A duty to protect: Police use of protective measures in cases involving violence against women and girls

Part of: Police engagement with women and girls Specific reviews

Super-complaints provide a voice for designated bodies to raise concerns on behalf of the public about patterns or trends in policing that are, or appear to be, significantly harming the interests of the public. 

On 19 March 2019 we received a super-complaint from the Centre for Women’s Justice. This super-complaint is about the police use of protective measures in cases involving violence against women and girls. It focuses on the use of pre-charge bail, non-molestation orders, domestic violence protection notices/orders and restraining orders.

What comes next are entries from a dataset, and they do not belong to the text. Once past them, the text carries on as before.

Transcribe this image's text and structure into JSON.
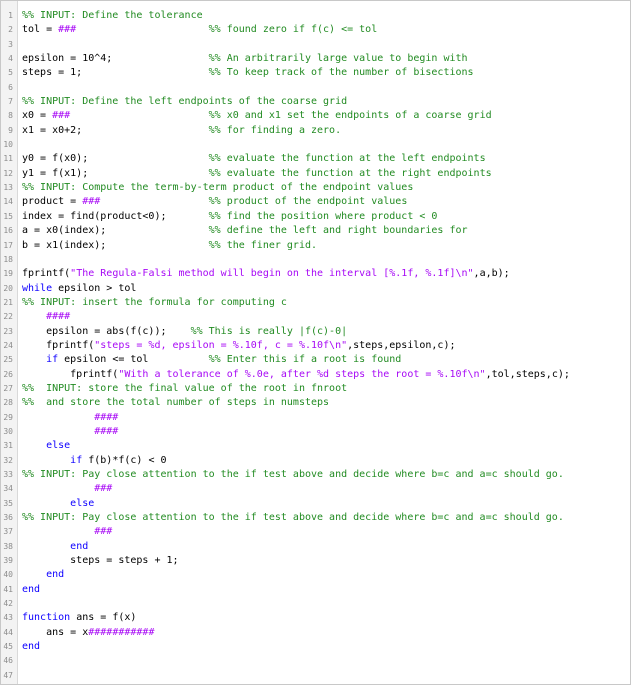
{
  "colors": {
    "keyword": "#0e00ff",
    "comment": "#228b22",
    "string": "#a709f5",
    "text": "#000000",
    "line_number": "#8c8c8c",
    "gutter_background": "#f3f3f3"
  },
  "editor": {
    "lines": [
      {
        "n": "1",
        "segs": [
          {
            "t": "%% INPUT: Define the tolerance",
            "c": "cm"
          }
        ]
      },
      {
        "n": "2",
        "segs": [
          {
            "t": "tol = "
          },
          {
            "t": "###",
            "c": "st"
          },
          {
            "t": "                      "
          },
          {
            "t": "%% found zero if f(c) <= tol",
            "c": "cm"
          }
        ]
      },
      {
        "n": "3",
        "segs": []
      },
      {
        "n": "4",
        "segs": [
          {
            "t": "epsilon = 10^4;                "
          },
          {
            "t": "%% An arbitrarily large value to begin with",
            "c": "cm"
          }
        ]
      },
      {
        "n": "5",
        "segs": [
          {
            "t": "steps = 1;                     "
          },
          {
            "t": "%% To keep track of the number of bisections",
            "c": "cm"
          }
        ]
      },
      {
        "n": "6",
        "segs": []
      },
      {
        "n": "7",
        "segs": [
          {
            "t": "%% INPUT: Define the left endpoints of the coarse grid",
            "c": "cm"
          }
        ]
      },
      {
        "n": "8",
        "segs": [
          {
            "t": "x0 = "
          },
          {
            "t": "###",
            "c": "st"
          },
          {
            "t": "                       "
          },
          {
            "t": "%% x0 and x1 set the endpoints of a coarse grid",
            "c": "cm"
          }
        ]
      },
      {
        "n": "9",
        "segs": [
          {
            "t": "x1 = x0+2;                     "
          },
          {
            "t": "%% for finding a zero.",
            "c": "cm"
          }
        ]
      },
      {
        "n": "10",
        "segs": []
      },
      {
        "n": "11",
        "segs": [
          {
            "t": "y0 = f(x0);                    "
          },
          {
            "t": "%% evaluate the function at the left endpoints",
            "c": "cm"
          }
        ]
      },
      {
        "n": "12",
        "segs": [
          {
            "t": "y1 = f(x1);                    "
          },
          {
            "t": "%% evaluate the function at the right endpoints",
            "c": "cm"
          }
        ]
      },
      {
        "n": "13",
        "segs": [
          {
            "t": "%% INPUT: Compute the term-by-term product of the endpoint values",
            "c": "cm"
          }
        ]
      },
      {
        "n": "14",
        "segs": [
          {
            "t": "product = "
          },
          {
            "t": "###",
            "c": "st"
          },
          {
            "t": "                  "
          },
          {
            "t": "%% product of the endpoint values",
            "c": "cm"
          }
        ]
      },
      {
        "n": "15",
        "segs": [
          {
            "t": "index = find(product<0);       "
          },
          {
            "t": "%% find the position where product < 0",
            "c": "cm"
          }
        ]
      },
      {
        "n": "16",
        "segs": [
          {
            "t": "a = x0(index);                 "
          },
          {
            "t": "%% define the left and right boundaries for",
            "c": "cm"
          }
        ]
      },
      {
        "n": "17",
        "segs": [
          {
            "t": "b = x1(index);                 "
          },
          {
            "t": "%% the finer grid.",
            "c": "cm"
          }
        ]
      },
      {
        "n": "18",
        "segs": []
      },
      {
        "n": "19",
        "segs": [
          {
            "t": "fprintf("
          },
          {
            "t": "\"The Regula-Falsi method will begin on the interval [%.1f, %.1f]\\n\"",
            "c": "st"
          },
          {
            "t": ",a,b);"
          }
        ]
      },
      {
        "n": "20",
        "segs": [
          {
            "t": "while",
            "c": "kw"
          },
          {
            "t": " epsilon > tol"
          }
        ]
      },
      {
        "n": "21",
        "segs": [
          {
            "t": "%% INPUT: insert the formula for computing c",
            "c": "cm"
          }
        ]
      },
      {
        "n": "22",
        "segs": [
          {
            "t": "    "
          },
          {
            "t": "####",
            "c": "st"
          }
        ]
      },
      {
        "n": "23",
        "segs": [
          {
            "t": "    epsilon = abs(f(c));    "
          },
          {
            "t": "%% This is really |f(c)-0|",
            "c": "cm"
          }
        ]
      },
      {
        "n": "24",
        "segs": [
          {
            "t": "    fprintf("
          },
          {
            "t": "\"steps = %d, epsilon = %.10f, c = %.10f\\n\"",
            "c": "st"
          },
          {
            "t": ",steps,epsilon,c);"
          }
        ]
      },
      {
        "n": "25",
        "segs": [
          {
            "t": "    "
          },
          {
            "t": "if",
            "c": "kw"
          },
          {
            "t": " epsilon <= tol          "
          },
          {
            "t": "%% Enter this if a root is found",
            "c": "cm"
          }
        ]
      },
      {
        "n": "26",
        "segs": [
          {
            "t": "        fprintf("
          },
          {
            "t": "\"With a tolerance of %.0e, after %d steps the root = %.10f\\n\"",
            "c": "st"
          },
          {
            "t": ",tol,steps,c);"
          }
        ]
      },
      {
        "n": "27",
        "segs": [
          {
            "t": "%%  INPUT: store the final value of the root in fnroot",
            "c": "cm"
          }
        ]
      },
      {
        "n": "28",
        "segs": [
          {
            "t": "%%  and store the total number of steps in numsteps",
            "c": "cm"
          }
        ]
      },
      {
        "n": "29",
        "segs": [
          {
            "t": "            "
          },
          {
            "t": "####",
            "c": "st"
          }
        ]
      },
      {
        "n": "30",
        "segs": [
          {
            "t": "            "
          },
          {
            "t": "####",
            "c": "st"
          }
        ]
      },
      {
        "n": "31",
        "segs": [
          {
            "t": "    "
          },
          {
            "t": "else",
            "c": "kw"
          }
        ]
      },
      {
        "n": "32",
        "segs": [
          {
            "t": "        "
          },
          {
            "t": "if",
            "c": "kw"
          },
          {
            "t": " f(b)*f(c) < 0"
          }
        ]
      },
      {
        "n": "33",
        "segs": [
          {
            "t": "%% INPUT: Pay close attention to the if test above and decide where b=c and a=c should go.",
            "c": "cm"
          }
        ]
      },
      {
        "n": "34",
        "segs": [
          {
            "t": "            "
          },
          {
            "t": "###",
            "c": "st"
          }
        ]
      },
      {
        "n": "35",
        "segs": [
          {
            "t": "        "
          },
          {
            "t": "else",
            "c": "kw"
          }
        ]
      },
      {
        "n": "36",
        "segs": [
          {
            "t": "%% INPUT: Pay close attention to the if test above and decide where b=c and a=c should go.",
            "c": "cm"
          }
        ]
      },
      {
        "n": "37",
        "segs": [
          {
            "t": "            "
          },
          {
            "t": "###",
            "c": "st"
          }
        ]
      },
      {
        "n": "38",
        "segs": [
          {
            "t": "        "
          },
          {
            "t": "end",
            "c": "kw"
          }
        ]
      },
      {
        "n": "39",
        "segs": [
          {
            "t": "        steps = steps + 1;"
          }
        ]
      },
      {
        "n": "40",
        "segs": [
          {
            "t": "    "
          },
          {
            "t": "end",
            "c": "kw"
          }
        ]
      },
      {
        "n": "41",
        "segs": [
          {
            "t": "end",
            "c": "kw"
          }
        ]
      },
      {
        "n": "42",
        "segs": []
      },
      {
        "n": "43",
        "segs": [
          {
            "t": "function",
            "c": "kw"
          },
          {
            "t": " ans = f(x)"
          }
        ]
      },
      {
        "n": "44",
        "segs": [
          {
            "t": "    ans = x"
          },
          {
            "t": "###########",
            "c": "st"
          }
        ]
      },
      {
        "n": "45",
        "segs": [
          {
            "t": "end",
            "c": "kw"
          }
        ]
      },
      {
        "n": "46",
        "segs": []
      },
      {
        "n": "47",
        "segs": []
      }
    ]
  }
}
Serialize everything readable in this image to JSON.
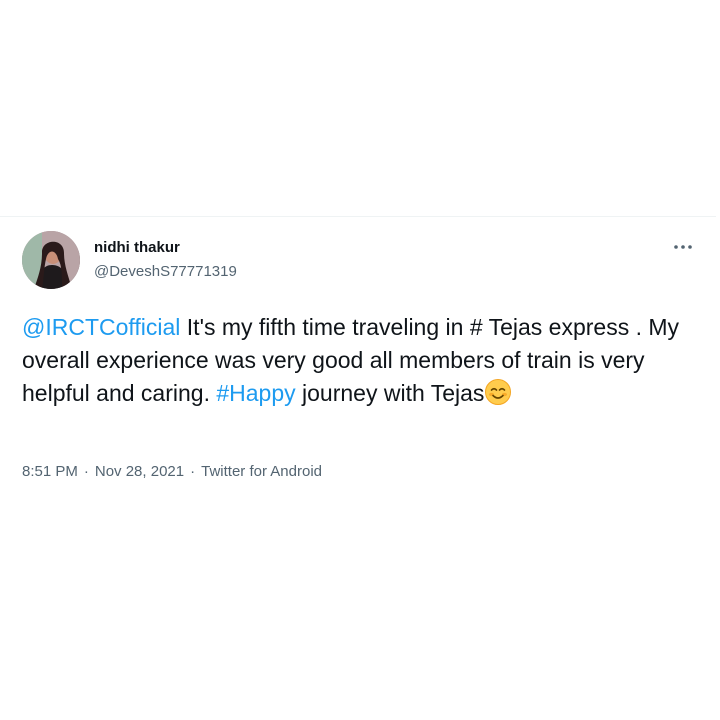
{
  "tweet": {
    "author": {
      "display_name": "nidhi thakur",
      "handle": "@DeveshS77771319"
    },
    "text": {
      "mention": "@IRCTCofficial",
      "part1": " It's my fifth time traveling in # Tejas express . My overall experience was very good all members of train is very helpful and caring. ",
      "hashtag": "#Happy",
      "part2": " journey with Tejas",
      "emoji": "smiling-face-with-smiling-eyes"
    },
    "meta": {
      "time": "8:51 PM",
      "date": "Nov 28, 2021",
      "source": "Twitter for Android",
      "separator": "·"
    },
    "icons": {
      "more": "more-options-icon"
    },
    "colors": {
      "link": "#1d9bf0",
      "text": "#0f1419",
      "secondary": "#536471"
    }
  }
}
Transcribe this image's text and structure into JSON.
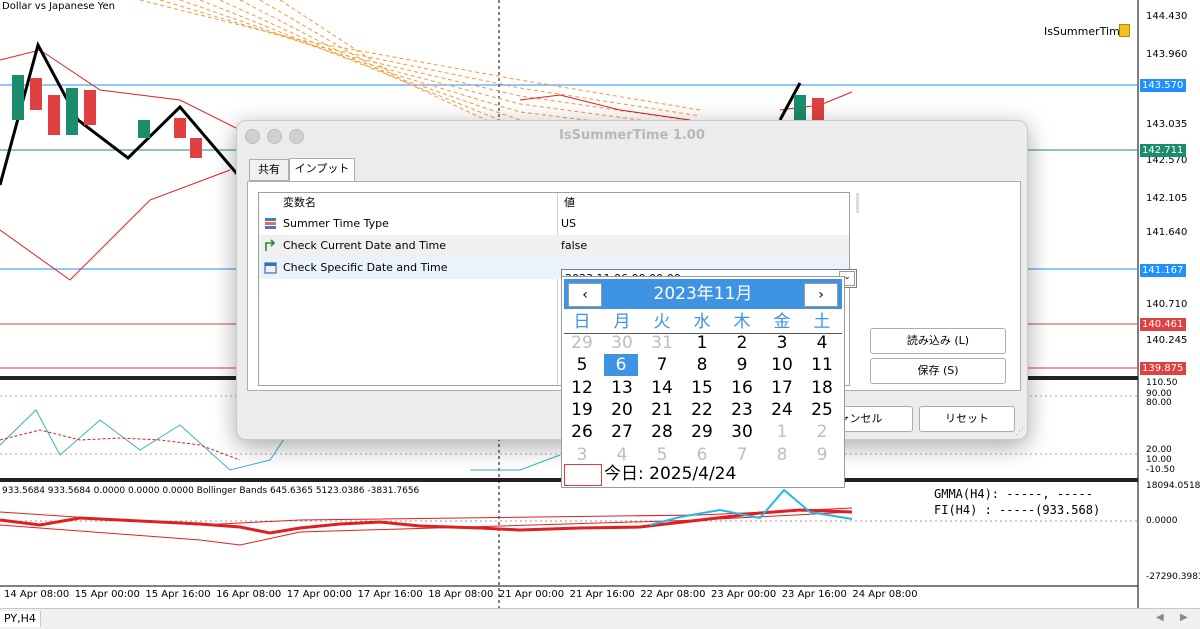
{
  "chart": {
    "symbol_title": "Dollar vs Japanese Yen",
    "indicator_label": "IsSummerTime",
    "price_levels": [
      "144.430",
      "143.960",
      "143.035",
      "142.570",
      "142.105",
      "141.640",
      "140.710",
      "140.245"
    ],
    "price_tags": {
      "tag1": {
        "text": "143.570",
        "color": "#1e90ff"
      },
      "tag2": {
        "text": "142.711",
        "color": "#1c8c6e"
      },
      "tag3": {
        "text": "141.167",
        "color": "#1e90ff"
      },
      "tag4": {
        "text": "140.461",
        "color": "#e04040"
      },
      "tag5": {
        "text": "139.875",
        "color": "#e04040"
      }
    },
    "osc_levels": [
      "110.50",
      "90.00",
      "80.00",
      "20.00",
      "10.00",
      "-10.50"
    ],
    "lower_status": "933.5684 933.5684 0.0000 0.0000 0.0000 Bollinger Bands 645.6365 5123.0386 -3831.7656",
    "gmma_text": "GMMA(H4): -----, -----",
    "fi_text": "FI(H4)  : -----(933.568)",
    "lower_levels": [
      "18094.0518",
      "0.0000",
      "-27290.3983"
    ],
    "time_labels": [
      "14 Apr 08:00",
      "15 Apr 00:00",
      "15 Apr 16:00",
      "16 Apr 08:00",
      "17 Apr 00:00",
      "17 Apr 16:00",
      "18 Apr 08:00",
      "21 Apr 00:00",
      "21 Apr 16:00",
      "22 Apr 08:00",
      "23 Apr 00:00",
      "23 Apr 16:00",
      "24 Apr 08:00"
    ],
    "tab_label": "PY,H4"
  },
  "dialog": {
    "title": "IsSummerTime 1.00",
    "tabs": [
      "共有",
      "インプット"
    ],
    "grid": {
      "col_name": "変数名",
      "col_value": "値",
      "rows": [
        {
          "name": "Summer Time Type",
          "value": "US",
          "icon": "enum-icon"
        },
        {
          "name": "Check Current Date and Time",
          "value": "false",
          "icon": "bool-icon"
        },
        {
          "name": "Check Specific Date and Time",
          "value": "2023.11.06 00:00:00",
          "icon": "calendar-icon"
        }
      ]
    },
    "buttons": {
      "load": "読み込み (L)",
      "save": "保存 (S)",
      "cancel": "キャンセル",
      "reset": "リセット"
    }
  },
  "calendar": {
    "title": "2023年11月",
    "prev": "‹",
    "next": "›",
    "weekdays": [
      "日",
      "月",
      "火",
      "水",
      "木",
      "金",
      "土"
    ],
    "weeks": [
      [
        "29",
        "30",
        "31",
        "1",
        "2",
        "3",
        "4"
      ],
      [
        "5",
        "6",
        "7",
        "8",
        "9",
        "10",
        "11"
      ],
      [
        "12",
        "13",
        "14",
        "15",
        "16",
        "17",
        "18"
      ],
      [
        "19",
        "20",
        "21",
        "22",
        "23",
        "24",
        "25"
      ],
      [
        "26",
        "27",
        "28",
        "29",
        "30",
        "1",
        "2"
      ],
      [
        "3",
        "4",
        "5",
        "6",
        "7",
        "8",
        "9"
      ]
    ],
    "selected_day": "6",
    "today_text": "今日: 2025/4/24"
  }
}
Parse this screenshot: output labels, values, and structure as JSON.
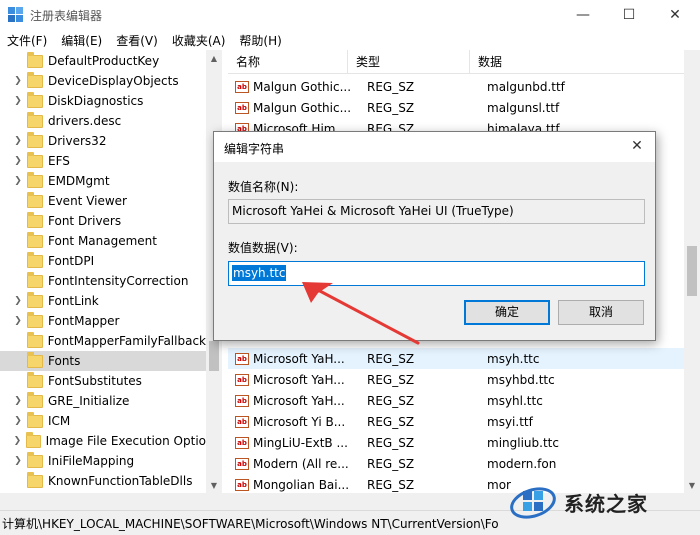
{
  "window": {
    "title": "注册表编辑器"
  },
  "menu": [
    "文件(F)",
    "编辑(E)",
    "查看(V)",
    "收藏夹(A)",
    "帮助(H)"
  ],
  "tree_items": [
    {
      "label": "DefaultProductKey",
      "arrow": false
    },
    {
      "label": "DeviceDisplayObjects",
      "arrow": true
    },
    {
      "label": "DiskDiagnostics",
      "arrow": true
    },
    {
      "label": "drivers.desc",
      "arrow": false
    },
    {
      "label": "Drivers32",
      "arrow": true
    },
    {
      "label": "EFS",
      "arrow": true
    },
    {
      "label": "EMDMgmt",
      "arrow": true
    },
    {
      "label": "Event Viewer",
      "arrow": false
    },
    {
      "label": "Font Drivers",
      "arrow": false
    },
    {
      "label": "Font Management",
      "arrow": false
    },
    {
      "label": "FontDPI",
      "arrow": false
    },
    {
      "label": "FontIntensityCorrection",
      "arrow": false
    },
    {
      "label": "FontLink",
      "arrow": true
    },
    {
      "label": "FontMapper",
      "arrow": true
    },
    {
      "label": "FontMapperFamilyFallback",
      "arrow": false
    },
    {
      "label": "Fonts",
      "arrow": false,
      "selected": true
    },
    {
      "label": "FontSubstitutes",
      "arrow": false
    },
    {
      "label": "GRE_Initialize",
      "arrow": true
    },
    {
      "label": "ICM",
      "arrow": true
    },
    {
      "label": "Image File Execution Optio",
      "arrow": true
    },
    {
      "label": "IniFileMapping",
      "arrow": true
    },
    {
      "label": "KnownFunctionTableDlls",
      "arrow": false
    }
  ],
  "list": {
    "columns": [
      "名称",
      "类型",
      "数据"
    ],
    "rows_top": [
      {
        "name": "Malgun Gothic...",
        "type": "REG_SZ",
        "data": "malgunbd.ttf"
      },
      {
        "name": "Malgun Gothic...",
        "type": "REG_SZ",
        "data": "malgunsl.ttf"
      },
      {
        "name": "Microsoft Him...",
        "type": "REG_SZ",
        "data": "himalaya.ttf"
      }
    ],
    "rows_bottom": [
      {
        "name": "Microsoft YaH...",
        "type": "REG_SZ",
        "data": "msyh.ttc",
        "highlight": true
      },
      {
        "name": "Microsoft YaH...",
        "type": "REG_SZ",
        "data": "msyhbd.ttc"
      },
      {
        "name": "Microsoft YaH...",
        "type": "REG_SZ",
        "data": "msyhl.ttc"
      },
      {
        "name": "Microsoft Yi B...",
        "type": "REG_SZ",
        "data": "msyi.ttf"
      },
      {
        "name": "MingLiU-ExtB ...",
        "type": "REG_SZ",
        "data": "mingliub.ttc"
      },
      {
        "name": "Modern (All re...",
        "type": "REG_SZ",
        "data": "modern.fon"
      },
      {
        "name": "Mongolian Bai...",
        "type": "REG_SZ",
        "data": "mor"
      }
    ],
    "icon_text": "ab"
  },
  "dialog": {
    "title": "编辑字符串",
    "name_label": "数值名称(N):",
    "name_value": "Microsoft YaHei & Microsoft YaHei UI (TrueType)",
    "data_label": "数值数据(V):",
    "data_value": "msyh.ttc",
    "ok_label": "确定",
    "cancel_label": "取消"
  },
  "status": {
    "path": "计算机\\HKEY_LOCAL_MACHINE\\SOFTWARE\\Microsoft\\Windows NT\\CurrentVersion\\Fo"
  },
  "watermark": {
    "text": "系统之家"
  },
  "colors": {
    "accent": "#0078d7",
    "arrow": "#e53935",
    "selection": "#d9d9d9",
    "row_highlight": "#e5f3ff"
  }
}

The Centre for Women’s Justice is also concerned that a highly vulnerable section of the population are systemically not being safeguarded because, collectively, these measures are not being adequately applied. 

HMICFRS, the College of Policing and the Independent Office for Police Conduct (IOPC) are responsible for assessing, investigating and reporting on police super-complaints. 

Following an investigation HMICFRS, the College of Policing and the IOPC have made recommendations to Chief Constables, the Home Office, the National Police Chiefs’ Council, and the Ministry of Justice. 

Read A duty to Protect: police use of protective measures in cases involving violence against women and girls here